The Donner Party in Utah

Challenges and Set-Backs at Emigration Canyon

While the Donner Party traveled on the Hastings Cut-Off in 1846, they entered Utah and encountered many obstacles. In the Wasatch Mountains the Party had to excavate Emigration Canyon. This proved to be extremely difficult and the Donner Party decided instead to climb over the steep hill. This resulted in the death of many of their oxen, forcing the Party to leave many of their wagons behind.

While the Donner Party was not the first nor the last group to travel the Hastings Cut-Off, they were undoubtedly the most afflicted and grief-stricken group to ever travel this route. The Hastings Cutoff was a new route that the Donner Party followed in the summer of 1846. Taking this path was ultimately the beginning of their tragedy. The Hastings Cutoff was a branch off of the Oregon trail starting in Wyoming that went through Utah (instead of Idaho like the Oregon Trail) then through Nevada, eventually joining with the California trail.

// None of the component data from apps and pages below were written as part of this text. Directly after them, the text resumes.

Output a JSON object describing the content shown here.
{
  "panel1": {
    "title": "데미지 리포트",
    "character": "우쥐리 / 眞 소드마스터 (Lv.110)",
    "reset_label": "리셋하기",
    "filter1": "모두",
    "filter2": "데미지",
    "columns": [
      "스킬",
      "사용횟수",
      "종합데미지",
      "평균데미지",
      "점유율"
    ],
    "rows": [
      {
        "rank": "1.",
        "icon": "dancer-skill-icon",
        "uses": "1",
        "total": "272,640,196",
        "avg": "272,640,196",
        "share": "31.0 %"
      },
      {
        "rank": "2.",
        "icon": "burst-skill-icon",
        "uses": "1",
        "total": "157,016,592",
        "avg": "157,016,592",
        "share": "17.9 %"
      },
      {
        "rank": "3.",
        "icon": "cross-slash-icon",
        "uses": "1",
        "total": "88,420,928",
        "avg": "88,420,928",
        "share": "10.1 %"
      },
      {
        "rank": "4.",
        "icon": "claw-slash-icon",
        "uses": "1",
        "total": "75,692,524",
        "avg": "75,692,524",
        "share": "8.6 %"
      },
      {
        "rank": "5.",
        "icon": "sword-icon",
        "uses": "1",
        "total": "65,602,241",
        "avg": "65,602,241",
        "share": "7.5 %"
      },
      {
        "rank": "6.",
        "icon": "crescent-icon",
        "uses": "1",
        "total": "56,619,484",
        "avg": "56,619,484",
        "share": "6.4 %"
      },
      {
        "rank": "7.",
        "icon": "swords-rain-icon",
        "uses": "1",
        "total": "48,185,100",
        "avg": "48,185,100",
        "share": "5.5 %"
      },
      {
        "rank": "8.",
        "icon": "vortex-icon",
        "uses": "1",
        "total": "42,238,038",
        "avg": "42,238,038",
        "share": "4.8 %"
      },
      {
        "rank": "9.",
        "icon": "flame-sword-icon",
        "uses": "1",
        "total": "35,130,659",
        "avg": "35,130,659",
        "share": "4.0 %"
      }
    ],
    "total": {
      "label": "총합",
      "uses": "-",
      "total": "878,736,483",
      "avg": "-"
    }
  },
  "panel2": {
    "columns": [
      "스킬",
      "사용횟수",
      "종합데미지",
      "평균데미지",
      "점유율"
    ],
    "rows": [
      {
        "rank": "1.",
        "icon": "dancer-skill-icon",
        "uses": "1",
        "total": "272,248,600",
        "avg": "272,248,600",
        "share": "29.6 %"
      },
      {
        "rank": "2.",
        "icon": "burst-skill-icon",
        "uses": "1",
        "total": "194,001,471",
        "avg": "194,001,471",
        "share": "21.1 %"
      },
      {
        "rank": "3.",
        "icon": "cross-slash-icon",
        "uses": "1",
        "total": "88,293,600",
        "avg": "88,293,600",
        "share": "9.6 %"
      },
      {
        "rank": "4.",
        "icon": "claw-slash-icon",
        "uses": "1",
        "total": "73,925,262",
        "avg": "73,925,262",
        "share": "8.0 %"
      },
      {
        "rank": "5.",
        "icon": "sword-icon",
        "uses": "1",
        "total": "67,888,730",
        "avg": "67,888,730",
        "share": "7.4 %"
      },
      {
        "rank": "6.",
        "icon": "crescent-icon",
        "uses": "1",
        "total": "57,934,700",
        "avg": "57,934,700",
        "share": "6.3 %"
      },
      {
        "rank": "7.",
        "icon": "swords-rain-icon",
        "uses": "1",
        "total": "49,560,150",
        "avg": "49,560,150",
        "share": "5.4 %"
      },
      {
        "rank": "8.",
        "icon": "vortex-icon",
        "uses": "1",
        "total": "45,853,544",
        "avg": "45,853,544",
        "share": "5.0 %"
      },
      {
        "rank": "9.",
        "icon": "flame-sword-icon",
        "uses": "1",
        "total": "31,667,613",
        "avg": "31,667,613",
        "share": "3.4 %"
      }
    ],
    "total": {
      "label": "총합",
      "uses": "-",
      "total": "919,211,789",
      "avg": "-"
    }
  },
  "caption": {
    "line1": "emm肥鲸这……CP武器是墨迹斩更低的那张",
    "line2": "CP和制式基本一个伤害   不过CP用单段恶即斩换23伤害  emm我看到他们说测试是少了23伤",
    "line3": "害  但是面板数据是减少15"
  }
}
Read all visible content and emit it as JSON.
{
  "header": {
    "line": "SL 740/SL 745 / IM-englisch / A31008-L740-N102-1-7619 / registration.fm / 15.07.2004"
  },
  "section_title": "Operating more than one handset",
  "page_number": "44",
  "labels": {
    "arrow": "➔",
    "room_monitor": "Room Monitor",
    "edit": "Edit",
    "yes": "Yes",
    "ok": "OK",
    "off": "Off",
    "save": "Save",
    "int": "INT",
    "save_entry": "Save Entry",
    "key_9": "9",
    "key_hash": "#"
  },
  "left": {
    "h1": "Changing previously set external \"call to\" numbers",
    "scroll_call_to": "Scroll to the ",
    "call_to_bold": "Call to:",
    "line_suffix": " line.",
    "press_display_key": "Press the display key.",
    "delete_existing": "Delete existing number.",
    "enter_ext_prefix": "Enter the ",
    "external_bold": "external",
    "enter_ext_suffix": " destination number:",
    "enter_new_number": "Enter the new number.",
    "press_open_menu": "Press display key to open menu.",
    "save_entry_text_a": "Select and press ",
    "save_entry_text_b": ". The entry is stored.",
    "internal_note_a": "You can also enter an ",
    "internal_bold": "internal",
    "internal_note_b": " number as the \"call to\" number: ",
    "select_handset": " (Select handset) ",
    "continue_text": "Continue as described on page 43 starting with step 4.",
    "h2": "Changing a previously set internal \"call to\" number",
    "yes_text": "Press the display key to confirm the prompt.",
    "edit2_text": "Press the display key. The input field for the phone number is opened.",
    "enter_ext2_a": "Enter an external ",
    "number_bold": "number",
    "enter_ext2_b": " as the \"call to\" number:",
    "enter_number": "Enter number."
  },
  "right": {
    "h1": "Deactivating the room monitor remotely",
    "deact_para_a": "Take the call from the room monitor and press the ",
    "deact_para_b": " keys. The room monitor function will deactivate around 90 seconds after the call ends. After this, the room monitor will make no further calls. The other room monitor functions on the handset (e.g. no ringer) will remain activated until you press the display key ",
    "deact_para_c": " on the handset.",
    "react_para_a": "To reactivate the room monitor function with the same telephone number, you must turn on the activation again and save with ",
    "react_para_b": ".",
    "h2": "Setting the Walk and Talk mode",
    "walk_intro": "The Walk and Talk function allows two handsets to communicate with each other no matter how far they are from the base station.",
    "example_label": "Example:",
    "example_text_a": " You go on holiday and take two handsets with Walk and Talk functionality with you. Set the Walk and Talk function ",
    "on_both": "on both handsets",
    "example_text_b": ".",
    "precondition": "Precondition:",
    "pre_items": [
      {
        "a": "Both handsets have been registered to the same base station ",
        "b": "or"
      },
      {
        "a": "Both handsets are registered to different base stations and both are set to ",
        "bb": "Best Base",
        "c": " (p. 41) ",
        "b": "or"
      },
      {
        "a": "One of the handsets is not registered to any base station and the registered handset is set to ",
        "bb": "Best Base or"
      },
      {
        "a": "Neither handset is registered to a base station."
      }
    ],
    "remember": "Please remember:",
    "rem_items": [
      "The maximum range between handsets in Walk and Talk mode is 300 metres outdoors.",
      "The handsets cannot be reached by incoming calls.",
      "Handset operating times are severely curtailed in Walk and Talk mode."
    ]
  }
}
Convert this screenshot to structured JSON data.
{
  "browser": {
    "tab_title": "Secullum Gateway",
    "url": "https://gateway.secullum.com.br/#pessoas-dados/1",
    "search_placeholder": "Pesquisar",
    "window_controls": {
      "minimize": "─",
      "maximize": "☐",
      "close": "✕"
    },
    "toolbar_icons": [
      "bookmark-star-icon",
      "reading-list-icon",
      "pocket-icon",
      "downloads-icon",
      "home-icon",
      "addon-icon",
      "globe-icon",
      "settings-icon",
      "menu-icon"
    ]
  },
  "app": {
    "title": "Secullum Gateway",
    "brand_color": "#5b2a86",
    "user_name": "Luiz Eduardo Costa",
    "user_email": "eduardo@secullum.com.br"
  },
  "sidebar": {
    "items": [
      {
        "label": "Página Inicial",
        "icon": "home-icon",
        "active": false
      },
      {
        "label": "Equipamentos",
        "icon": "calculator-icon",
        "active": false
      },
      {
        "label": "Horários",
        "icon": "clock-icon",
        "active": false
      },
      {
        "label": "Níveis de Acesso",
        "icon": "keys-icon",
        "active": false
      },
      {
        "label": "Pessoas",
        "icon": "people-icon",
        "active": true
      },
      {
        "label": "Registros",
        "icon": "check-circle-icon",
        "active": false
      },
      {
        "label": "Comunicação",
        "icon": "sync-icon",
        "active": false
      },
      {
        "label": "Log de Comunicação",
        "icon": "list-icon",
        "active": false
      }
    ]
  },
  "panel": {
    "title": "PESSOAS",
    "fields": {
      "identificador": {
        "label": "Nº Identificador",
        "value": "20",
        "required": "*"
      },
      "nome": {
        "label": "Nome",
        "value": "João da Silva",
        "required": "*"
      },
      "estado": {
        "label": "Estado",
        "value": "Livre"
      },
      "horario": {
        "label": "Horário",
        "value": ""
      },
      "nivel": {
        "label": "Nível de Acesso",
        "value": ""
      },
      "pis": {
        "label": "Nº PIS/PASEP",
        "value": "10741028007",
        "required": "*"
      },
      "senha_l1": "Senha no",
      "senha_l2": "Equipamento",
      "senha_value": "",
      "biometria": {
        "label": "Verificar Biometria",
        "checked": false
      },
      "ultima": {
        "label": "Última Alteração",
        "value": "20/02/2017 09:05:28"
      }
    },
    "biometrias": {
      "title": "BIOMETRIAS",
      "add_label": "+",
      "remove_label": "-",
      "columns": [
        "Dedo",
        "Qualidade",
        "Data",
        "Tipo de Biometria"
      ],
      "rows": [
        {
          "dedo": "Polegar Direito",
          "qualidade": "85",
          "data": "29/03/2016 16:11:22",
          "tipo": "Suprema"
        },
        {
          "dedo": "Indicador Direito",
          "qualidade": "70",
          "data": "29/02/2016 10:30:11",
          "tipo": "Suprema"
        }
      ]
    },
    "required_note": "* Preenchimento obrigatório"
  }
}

Lansford Hastings was the man who suggested the idea of the new route, claiming that it would save them 250 miles of travel, although Hastings himself had never traveled the route.

There were multiple factors that attributed to the unfortunate events experienced by the Donner Party, many of them in Utah. While traveling through Utah on the Hastings Cut-Off, the Party was negatively affected by having to clear out Emigration Canyon, cross the muddy areas of the Great Salt Lake Desert, and travel for extended amounts of time in the desert without water. While the party was going through Utah on the Hastings Cutoff route, they spent 16 days hacking out a 36-mile road through the Wasatch Mountains. Upon arriving at what would later be known as Emigration Canyon, they encountered brush and trees that were impenetrable. Instead of continuing hacking through the canyon, they attempted to climb over the hill in hopes that they would save time. Unfortunately the hill was too steep and the excursion left them more exhausted than if they had continued through the canyon. With no time to rest after climbing the hill, many of the oxen gave out and died, leaving the party to move on without them. Their trip was delayed further because of this excursion which led to the well-publicized disaster in the Sierra Mountains where about half of their party died and many of the rest turned to cannibalism. Despite this well-known disaster, Brigham Young’s party of pioneers took advantage of this path that the Donner party created in Emigration Canyon the following summer in 1847. This allowed the pioneers to save time on their own journey and plant crops in time for the next harvest. To honor the Donner Party’s legacy, the members of The Church of Jesus Christ of Latter-Day Saints erected a monument in 1958 at the mouth of Emigration Canyon.